*** Block opens ***

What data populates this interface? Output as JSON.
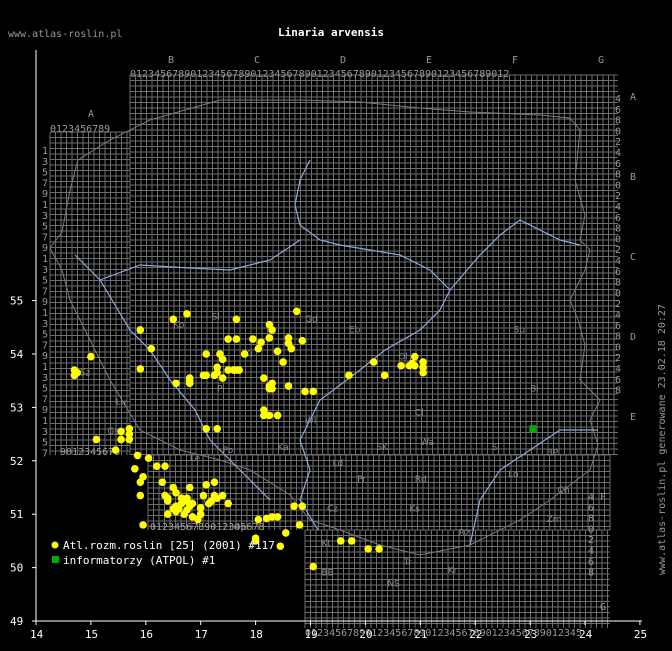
{
  "header": {
    "site": "www.atlas-roslin.pl",
    "title": "Linaria arvensis",
    "vertical_note": "www.atlas-roslin.pl generowane 23.02.18 20:27"
  },
  "axes": {
    "x_ticks": [
      "14",
      "15",
      "16",
      "17",
      "18",
      "19",
      "20",
      "21",
      "22",
      "23",
      "24",
      "25"
    ],
    "y_ticks": [
      "49",
      "50",
      "51",
      "52",
      "53",
      "54",
      "55"
    ]
  },
  "grid": {
    "top_letters": [
      "B",
      "C",
      "D",
      "E",
      "F",
      "G"
    ],
    "left_letter": "A",
    "right_letters": [
      "A",
      "B",
      "C",
      "D",
      "E"
    ],
    "bottom_right_letters": [
      "F",
      "G"
    ],
    "top_digits": "0123456789012345678901234567890123456789012345678901234567890123456789",
    "left_top_digits": "0123456789",
    "bottom_digits": "0123456789012345678901234567890123456789012345",
    "lower_left_digits": "9012345678",
    "lower_left_row": "0123456789012345678",
    "left_col_digits": [
      "1",
      "3",
      "5",
      "7",
      "9",
      "1",
      "3",
      "5",
      "7",
      "9",
      "1",
      "3",
      "5",
      "7",
      "9",
      "1",
      "3",
      "5",
      "7",
      "9",
      "1",
      "3",
      "5",
      "7",
      "9",
      "1",
      "3",
      "5",
      "7"
    ],
    "right_col_digits": [
      "4",
      "6",
      "8",
      "0",
      "2",
      "4",
      "6",
      "8",
      "0",
      "2",
      "4",
      "6",
      "8",
      "0",
      "2",
      "4",
      "6",
      "8",
      "0",
      "2",
      "4",
      "6",
      "8",
      "0",
      "2",
      "4",
      "6",
      "8"
    ],
    "lower_right_digits": [
      "4",
      "6",
      "8",
      "0",
      "2",
      "4",
      "6",
      "8"
    ]
  },
  "regions": [
    "Ko",
    "Gd",
    "Sl",
    "Eb",
    "Ol",
    "Su",
    "Sz",
    "Pi",
    "Bi",
    "Cl",
    "Lu",
    "Gs",
    "Ki",
    "Lo",
    "Wa",
    "Le",
    "SK",
    "Po",
    "Ld",
    "Pr",
    "Rd",
    "Si",
    "BP",
    "Wr",
    "Op",
    "Kt",
    "Cz",
    "Tr",
    "Ch",
    "Zm",
    "Ks",
    "Kr",
    "NS",
    "Rz",
    "BB",
    "Wl",
    "Ka"
  ],
  "legend": {
    "items": [
      {
        "label": "Atl.rozm.roslin [25] (2001) #117",
        "color": "#ffff00",
        "shape": "circle"
      },
      {
        "label": "informatorzy (ATPOL) #1",
        "color": "#00aa00",
        "shape": "square"
      }
    ]
  },
  "map_data": {
    "yellow_points_lonlat": [
      [
        15.9,
        54.45
      ],
      [
        16.5,
        54.65
      ],
      [
        16.75,
        54.75
      ],
      [
        17.65,
        54.65
      ],
      [
        18.25,
        54.55
      ],
      [
        18.3,
        54.45
      ],
      [
        18.75,
        54.8
      ],
      [
        18.6,
        54.3
      ],
      [
        18.25,
        54.3
      ],
      [
        17.5,
        54.28
      ],
      [
        17.65,
        54.28
      ],
      [
        17.95,
        54.28
      ],
      [
        18.1,
        54.22
      ],
      [
        18.65,
        54.1
      ],
      [
        18.85,
        54.25
      ],
      [
        18.6,
        54.2
      ],
      [
        16.1,
        54.1
      ],
      [
        15.0,
        53.95
      ],
      [
        17.1,
        54.0
      ],
      [
        17.35,
        54.0
      ],
      [
        17.4,
        53.9
      ],
      [
        17.8,
        54.0
      ],
      [
        18.05,
        54.1
      ],
      [
        18.4,
        54.05
      ],
      [
        18.5,
        53.85
      ],
      [
        17.3,
        53.75
      ],
      [
        17.5,
        53.7
      ],
      [
        17.6,
        53.7
      ],
      [
        17.65,
        53.7
      ],
      [
        17.7,
        53.7
      ],
      [
        17.3,
        53.65
      ],
      [
        17.4,
        53.55
      ],
      [
        16.8,
        53.55
      ],
      [
        16.8,
        53.5
      ],
      [
        16.8,
        53.45
      ],
      [
        16.55,
        53.45
      ],
      [
        17.05,
        53.6
      ],
      [
        17.1,
        53.6
      ],
      [
        17.25,
        53.6
      ],
      [
        18.15,
        53.55
      ],
      [
        18.3,
        53.45
      ],
      [
        18.25,
        53.4
      ],
      [
        18.25,
        53.35
      ],
      [
        18.3,
        53.35
      ],
      [
        18.6,
        53.4
      ],
      [
        18.9,
        53.3
      ],
      [
        19.05,
        53.3
      ],
      [
        19.7,
        53.6
      ],
      [
        20.15,
        53.85
      ],
      [
        20.35,
        53.6
      ],
      [
        20.65,
        53.78
      ],
      [
        20.8,
        53.78
      ],
      [
        20.9,
        53.78
      ],
      [
        20.9,
        53.95
      ],
      [
        21.05,
        53.75
      ],
      [
        21.05,
        53.65
      ],
      [
        20.85,
        53.82
      ],
      [
        21.05,
        53.85
      ],
      [
        14.7,
        53.6
      ],
      [
        14.75,
        53.65
      ],
      [
        14.7,
        53.7
      ],
      [
        15.9,
        53.72
      ],
      [
        18.15,
        52.85
      ],
      [
        18.25,
        52.85
      ],
      [
        18.4,
        52.85
      ],
      [
        18.15,
        52.95
      ],
      [
        17.1,
        52.6
      ],
      [
        17.3,
        52.6
      ],
      [
        15.55,
        52.55
      ],
      [
        15.7,
        52.5
      ],
      [
        15.7,
        52.6
      ],
      [
        15.7,
        52.4
      ],
      [
        15.55,
        52.4
      ],
      [
        15.1,
        52.4
      ],
      [
        15.45,
        52.2
      ],
      [
        15.85,
        52.1
      ],
      [
        16.05,
        52.05
      ],
      [
        16.35,
        51.9
      ],
      [
        16.2,
        51.9
      ],
      [
        15.8,
        51.85
      ],
      [
        15.95,
        51.7
      ],
      [
        16.3,
        51.6
      ],
      [
        16.5,
        51.5
      ],
      [
        17.1,
        51.55
      ],
      [
        17.25,
        51.6
      ],
      [
        16.8,
        51.5
      ],
      [
        16.55,
        51.4
      ],
      [
        16.4,
        51.3
      ],
      [
        16.4,
        51.25
      ],
      [
        16.55,
        51.15
      ],
      [
        16.6,
        51.1
      ],
      [
        16.65,
        51.2
      ],
      [
        16.75,
        51.25
      ],
      [
        16.75,
        51.3
      ],
      [
        16.65,
        51.3
      ],
      [
        16.85,
        51.2
      ],
      [
        16.8,
        51.15
      ],
      [
        16.55,
        51.05
      ],
      [
        16.4,
        51.0
      ],
      [
        16.7,
        51.0
      ],
      [
        16.85,
        50.95
      ],
      [
        17.0,
        51.0
      ],
      [
        17.15,
        51.2
      ],
      [
        17.2,
        51.25
      ],
      [
        17.25,
        51.35
      ],
      [
        17.3,
        51.3
      ],
      [
        17.4,
        51.35
      ],
      [
        17.05,
        51.35
      ],
      [
        16.95,
        50.9
      ],
      [
        17.5,
        51.2
      ],
      [
        18.05,
        50.9
      ],
      [
        18.2,
        50.92
      ],
      [
        18.3,
        50.95
      ],
      [
        18.4,
        50.95
      ],
      [
        18.0,
        50.5
      ],
      [
        18.0,
        50.55
      ],
      [
        18.55,
        50.65
      ],
      [
        18.7,
        51.15
      ],
      [
        18.85,
        51.15
      ],
      [
        19.05,
        50.02
      ],
      [
        18.45,
        50.4
      ],
      [
        18.8,
        50.8
      ],
      [
        19.55,
        50.5
      ],
      [
        19.75,
        50.5
      ],
      [
        20.05,
        50.35
      ],
      [
        20.25,
        50.35
      ],
      [
        15.95,
        50.8
      ],
      [
        16.75,
        51.08
      ],
      [
        16.5,
        51.1
      ],
      [
        15.9,
        51.35
      ],
      [
        15.9,
        51.6
      ],
      [
        16.35,
        51.35
      ],
      [
        17.0,
        51.12
      ]
    ],
    "green_points_lonlat": [
      [
        23.05,
        52.6
      ]
    ]
  }
}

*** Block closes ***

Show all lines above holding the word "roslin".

    "site": "www.atlas-roslin.pl",
    "vertical_note": "www.atlas-roslin.pl generowane 23.02.18 20:27"
        "label": "Atl.rozm.roslin [25] (2001) #117",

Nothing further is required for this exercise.